- _Work instructions_: To answer, print the line containing "Give me the" and each line after it in the listing below, exactly as they stand.
# # # # # # #
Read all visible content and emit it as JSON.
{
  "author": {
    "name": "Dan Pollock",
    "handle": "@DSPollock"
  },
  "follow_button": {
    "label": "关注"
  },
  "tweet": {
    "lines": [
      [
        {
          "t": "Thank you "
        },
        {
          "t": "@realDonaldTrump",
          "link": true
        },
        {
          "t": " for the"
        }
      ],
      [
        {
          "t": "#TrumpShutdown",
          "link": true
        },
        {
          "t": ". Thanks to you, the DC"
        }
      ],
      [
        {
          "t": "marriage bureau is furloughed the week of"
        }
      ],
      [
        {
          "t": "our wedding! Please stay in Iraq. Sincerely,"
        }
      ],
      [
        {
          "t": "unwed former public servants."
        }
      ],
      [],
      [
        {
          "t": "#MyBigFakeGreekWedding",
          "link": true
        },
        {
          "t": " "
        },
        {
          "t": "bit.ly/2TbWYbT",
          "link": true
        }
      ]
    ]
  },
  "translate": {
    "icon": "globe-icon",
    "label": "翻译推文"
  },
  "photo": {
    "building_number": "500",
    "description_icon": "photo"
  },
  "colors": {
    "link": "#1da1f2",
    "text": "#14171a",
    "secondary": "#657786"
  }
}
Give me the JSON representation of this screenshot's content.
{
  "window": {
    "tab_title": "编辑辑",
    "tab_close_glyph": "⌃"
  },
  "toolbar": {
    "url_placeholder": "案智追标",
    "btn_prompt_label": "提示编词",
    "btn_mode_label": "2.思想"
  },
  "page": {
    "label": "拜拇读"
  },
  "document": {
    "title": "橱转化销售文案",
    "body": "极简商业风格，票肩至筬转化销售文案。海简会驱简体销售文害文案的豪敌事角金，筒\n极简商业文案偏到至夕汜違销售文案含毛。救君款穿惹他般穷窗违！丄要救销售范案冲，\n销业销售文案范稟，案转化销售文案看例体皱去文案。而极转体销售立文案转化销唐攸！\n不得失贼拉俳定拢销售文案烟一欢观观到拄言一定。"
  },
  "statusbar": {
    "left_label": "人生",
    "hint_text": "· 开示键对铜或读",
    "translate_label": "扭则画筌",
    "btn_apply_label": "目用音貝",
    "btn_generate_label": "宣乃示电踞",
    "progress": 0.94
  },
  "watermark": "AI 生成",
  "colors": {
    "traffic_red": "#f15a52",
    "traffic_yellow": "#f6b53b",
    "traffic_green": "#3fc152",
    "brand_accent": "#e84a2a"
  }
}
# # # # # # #
- _Task response_:
Give me the JSON representation of this screenshot's content.
{
  "window": {
    "tab_title": "编辑辑",
    "tab_close_glyph": "⌃"
  },
  "toolbar": {
    "url_placeholder": "案智追标",
    "btn_prompt_label": "提示编词",
    "btn_mode_label": "2.思想"
  },
  "page": {
    "label": "拜拇读"
  },
  "document": {
    "title": "橱转化销售文案",
    "body": "极简商业风格，票肩至筬转化销售文案。海简会驱简体销售文害文案的豪敌事角金，筒\n极简商业文案偏到至夕汜違销售文案含毛。救君款穿惹他般穷窗违！丄要救销售范案冲，\n销业销售文案范稟，案转化销售文案看例体皱去文案。而极转体销售立文案转化销唐攸！\n不得失贼拉俳定拢销售文案烟一欢观观到拄言一定。"
  },
  "statusbar": {
    "left_label": "人生",
    "hint_text": "· 开示键对铜或读",
    "translate_label": "扭则画筌",
    "btn_apply_label": "目用音貝",
    "btn_generate_label": "宣乃示电踞",
    "progress": 0.94
  },
  "watermark": "AI 生成",
  "colors": {
    "traffic_red": "#f15a52",
    "traffic_yellow": "#f6b53b",
    "traffic_green": "#3fc152",
    "brand_accent": "#e84a2a"
  }
}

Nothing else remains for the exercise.